In debt Print E-mail


Earlier this year a financial adviser was appointed to help the government with more than 173 billion baht of teacher debt. In a recent Bangkok Post article, it was reported that more than 1 million teachers are in debt.



This debt is not just to formal institutions, but also to money lenders. How can this situation continue to exist?As more than half of the teachers’ debt is held in some kind of informal debt, the government believes that the way to solve the problem is to convert the informal debt into formal loans. Unfortunately, I believe that this will help no-one except the new agencies managing the debt and the money lenders who will get paid off.

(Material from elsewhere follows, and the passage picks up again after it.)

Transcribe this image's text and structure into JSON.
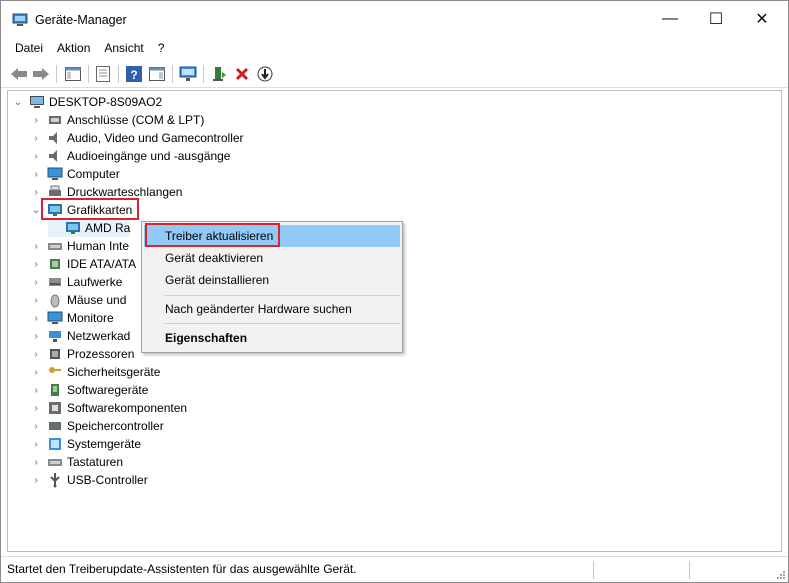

Another government solution is to extend the loan repayment period, thus reliving some of the burden every month. In my opinion, this is just another excuse to prolong the agony. It may help in the short term; however, the debt still has to be repaid.


The government also believes that the key to solving the debt problem is to enforce financial discipline and foster changes in spending patterns. Easy to say from the back seat of your Mercedes Benz, however, not so easy to stomach when you are waiting for a bus.


In my opinion, the reason why so many teachers are in debt is because their salaries are so low and when they asked the government for cheap loans, they were made easily available. The loans were used to start up second businesses, which then failed and teachers borrowed more money to try to keep the businesses alive.


The only people who would lend money to a dying business would be an illegal moneylender who charges an extortionate amount of interest and will disfigure you when you default on payments. And so the story continues.


I am not making it up. All you have to do is listen to what teachers say. Of course, they are not going to shout this information from the roof-tops as it is quite embarrassing; however, over the years I have listened to many stories and the same pattern emerges.


To face up to the truth, there will not be any huge payday for teachers and the debts they have incurred will not go away. Under a new management system the debt may be transferred somewhere else and the outstanding funds owed to someone else. They won’t just disappear without trace.


Last year, a year before their election, India announced that the government had decided to cancel farmers’ debts to act as a stimulus to the economy. Of course, the vast numbers of farmers did not forget what happened at election time, so it was no surprise that the present Indian government appears to be in a position to continue.


At the same time, the government announced that they were to increase education spending by 20% and healthcare by 15%. Populist measures by anyone’s standards; however, it does have the effect of stimulating the economy, especially at this time of crisis, whilst relieving the debts of their farmers.


What is the chance of something like this happening in Thailand? If not the farmers, what about the teachers? It might be possible to kill two birds with one stone, by relieving teachers of some of their debt and giving a sitting government in Thailand time to effect change by having a second term in office. What are our chances?



There are so many ways to borrow money that banks are lining up next door to each other.
(Unedited article published in the Bangkok Post 30th June 2009), Powered by Joomla! and designed by SiteGround web hosting